If the Eagles’ defense couldn’t find its equilibrium until that final, desperate Brady strip by Brandon Graham, with 2:09 left, well, New England’s defense never could say it found anything. Pederson’s running game rambled for 164 yards, his passing game ate up 374, wearing out the lead in New England defensive coordinator Matt Patricia’s ubiquitous pencil. Patricia will head off to coach the Detroit Lions now; it’s a good thing he nailed down the job before Sunday.

Pederson and offensive line coach Jeff Stoutland kept Foles clean, Carson Wentz’s backup completing 28 of 43 passes for 373 yards, three touchdowns, an interception that wasn’t Foles’ fault, and a 106.1 passer rating.

Yes, the Lawrence Taylor-era Giants once won a Super Bowl with Jeff Hostetler quarterbacking, won it, 20-19 over Buffalo, Hostetler throwing for 222 yards. This was not like that. Nobody ever did anything like this with his backup QB.

The guy whom former NFL general manager Mike Lombardi called the least qualified NFL head coach he’d ever seen, just before the season, did as fine a job this year and in this game as  Belichick, Landry, Noll, Gibbs, or even Vince Lombardi have ever done, nine years removed from coaching at Calvary Baptist Academy in Shreveport, La.

Pederson, who turned 50 this week, was all smiles as the confetti sparkled around him, on the impromptu podium wheeled out in front of the U.S. Bank Stadium end zone where Ertz scored the winning TD, and rookie kicker Jake Elliott nailed the door shut with a 46-yard field goal following the Graham strip sack and Derek Barnett recovery, with 1:05 left.

‘It’s all Doug, man.

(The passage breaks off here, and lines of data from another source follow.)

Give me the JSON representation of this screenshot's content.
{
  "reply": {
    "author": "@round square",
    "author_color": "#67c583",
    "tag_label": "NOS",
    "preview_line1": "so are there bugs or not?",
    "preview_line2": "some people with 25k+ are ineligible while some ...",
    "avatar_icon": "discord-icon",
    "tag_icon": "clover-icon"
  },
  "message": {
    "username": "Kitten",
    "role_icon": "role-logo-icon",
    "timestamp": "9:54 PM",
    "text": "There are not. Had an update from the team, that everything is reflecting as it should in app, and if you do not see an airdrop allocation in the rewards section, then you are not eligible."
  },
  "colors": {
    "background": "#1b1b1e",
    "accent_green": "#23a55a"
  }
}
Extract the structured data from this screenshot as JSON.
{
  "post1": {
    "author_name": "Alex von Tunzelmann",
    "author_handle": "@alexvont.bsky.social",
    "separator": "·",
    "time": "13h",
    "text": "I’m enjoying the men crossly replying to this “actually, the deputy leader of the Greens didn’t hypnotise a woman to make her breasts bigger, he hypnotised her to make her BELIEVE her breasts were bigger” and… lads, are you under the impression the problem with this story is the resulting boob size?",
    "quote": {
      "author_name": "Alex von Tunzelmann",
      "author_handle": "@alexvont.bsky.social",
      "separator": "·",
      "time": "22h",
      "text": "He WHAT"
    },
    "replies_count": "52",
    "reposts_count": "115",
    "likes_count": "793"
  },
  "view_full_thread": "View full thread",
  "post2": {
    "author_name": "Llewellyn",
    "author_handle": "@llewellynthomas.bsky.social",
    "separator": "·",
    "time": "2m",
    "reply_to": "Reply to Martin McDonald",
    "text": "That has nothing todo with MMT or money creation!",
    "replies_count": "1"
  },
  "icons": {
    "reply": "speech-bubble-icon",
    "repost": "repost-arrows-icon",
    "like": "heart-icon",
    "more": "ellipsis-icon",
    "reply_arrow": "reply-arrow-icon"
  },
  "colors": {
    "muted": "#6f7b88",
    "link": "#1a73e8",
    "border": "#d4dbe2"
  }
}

Doug’s a great man and a great play-caller,” said wideout Nelson Agholor, who caught nine passes on 11 targets for 84 yards.

“Doug’s a great coach,” said wideout Torrey Smith, who caught five passes for 49 yards. “He figures out ways to play to your strengths.We never go into a game unprepared. We have answers for everything, all the time. I know he took as much heat as we did [going into] this year, people not believing in him. For him to lead this team to its first title, that says a lot about him.”

Frank Reich, Pederson’s offensive coordinator, was a backup QB on four straight Buffalo teams that got to the Super Bowl but couldn’t win.

“He does not waver,” Reich said, when asked about Pederson. “He’s got a lot of guts, and he believes in his players.”

“You can’t put it into words. Doug is a star, man. He doesn’t want to be a star, but that’s what you love about him — he’s all about the team. But make no mistake about it — he’s been a stud leader, he’s been a stud play-caller, in every sense. Just his knack and his feel for the players. He’s the best.”